Where the string "name" occurs in a line of the entries below, copy that line.

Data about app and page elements

★ ★ ★

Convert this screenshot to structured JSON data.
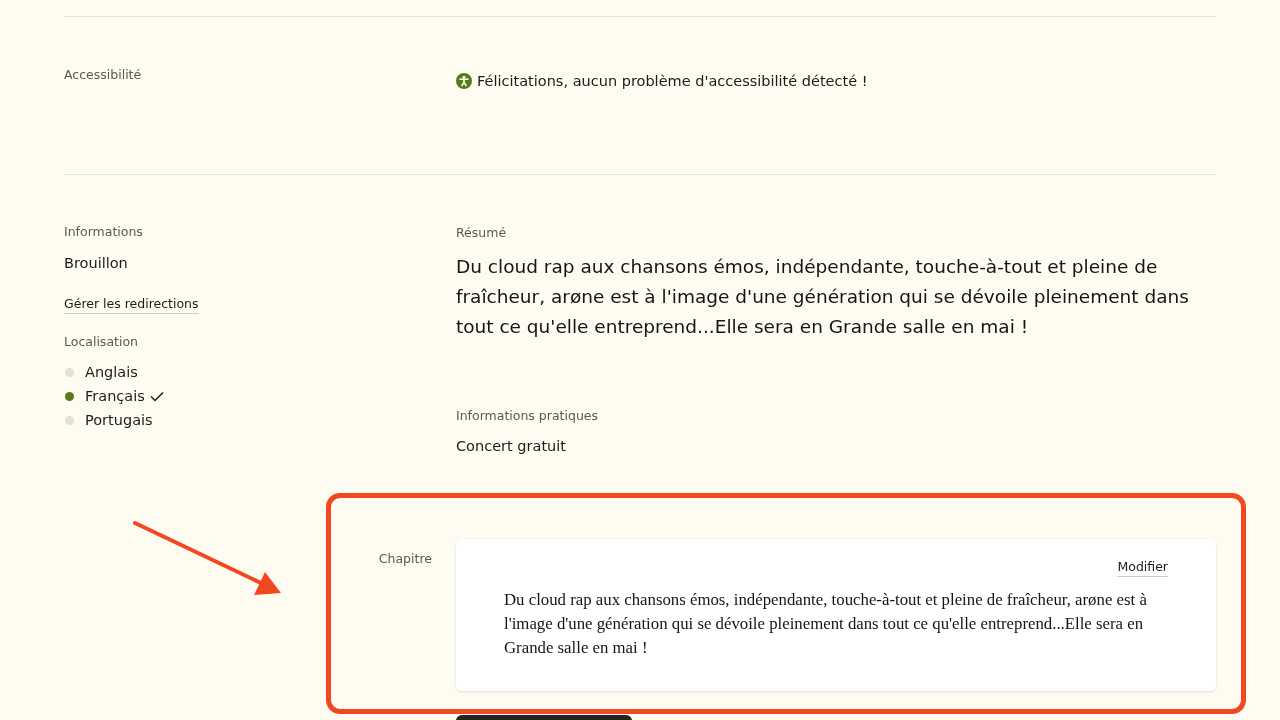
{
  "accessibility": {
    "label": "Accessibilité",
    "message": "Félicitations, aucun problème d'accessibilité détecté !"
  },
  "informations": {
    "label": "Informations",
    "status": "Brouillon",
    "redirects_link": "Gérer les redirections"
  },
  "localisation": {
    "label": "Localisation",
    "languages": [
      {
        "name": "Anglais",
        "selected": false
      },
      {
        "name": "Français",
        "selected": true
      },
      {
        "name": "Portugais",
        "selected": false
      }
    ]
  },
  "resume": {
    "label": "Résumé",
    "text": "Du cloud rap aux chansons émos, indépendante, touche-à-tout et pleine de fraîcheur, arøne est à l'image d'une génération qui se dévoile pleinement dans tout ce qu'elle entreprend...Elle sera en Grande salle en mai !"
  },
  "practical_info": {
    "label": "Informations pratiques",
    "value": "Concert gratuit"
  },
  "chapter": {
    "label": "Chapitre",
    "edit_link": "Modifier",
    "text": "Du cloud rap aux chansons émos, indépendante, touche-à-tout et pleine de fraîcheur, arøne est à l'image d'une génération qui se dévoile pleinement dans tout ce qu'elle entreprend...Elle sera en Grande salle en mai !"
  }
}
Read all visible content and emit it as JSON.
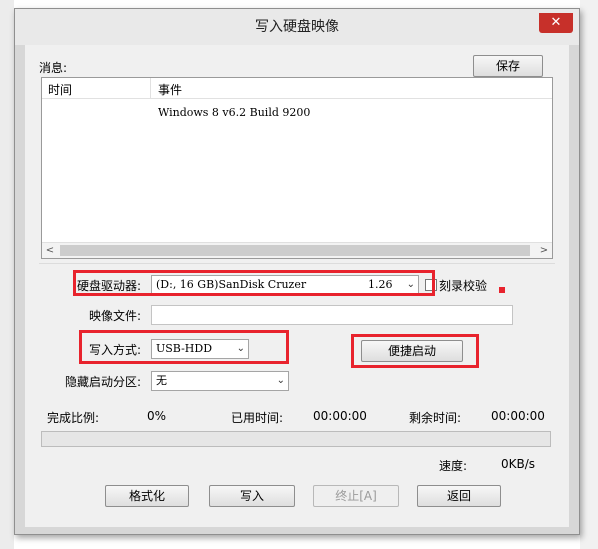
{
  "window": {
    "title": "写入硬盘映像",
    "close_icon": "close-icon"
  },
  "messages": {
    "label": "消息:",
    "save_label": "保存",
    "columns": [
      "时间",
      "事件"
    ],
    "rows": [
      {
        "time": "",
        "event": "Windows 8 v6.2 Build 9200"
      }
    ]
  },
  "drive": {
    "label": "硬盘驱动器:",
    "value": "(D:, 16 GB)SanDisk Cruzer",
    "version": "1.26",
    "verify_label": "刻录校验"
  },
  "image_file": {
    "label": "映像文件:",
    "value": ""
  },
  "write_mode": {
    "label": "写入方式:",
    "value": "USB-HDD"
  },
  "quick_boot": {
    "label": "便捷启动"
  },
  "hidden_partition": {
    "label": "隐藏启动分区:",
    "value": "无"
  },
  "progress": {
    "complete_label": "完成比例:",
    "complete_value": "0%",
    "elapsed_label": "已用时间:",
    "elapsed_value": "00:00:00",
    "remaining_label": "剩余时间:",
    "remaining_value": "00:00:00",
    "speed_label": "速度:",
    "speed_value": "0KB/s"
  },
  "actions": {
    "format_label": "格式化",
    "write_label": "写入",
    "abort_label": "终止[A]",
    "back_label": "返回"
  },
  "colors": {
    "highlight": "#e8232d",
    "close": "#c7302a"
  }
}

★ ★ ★

Response area:
        "name": "Anglais",
        "name": "Français",
        "name": "Portugais",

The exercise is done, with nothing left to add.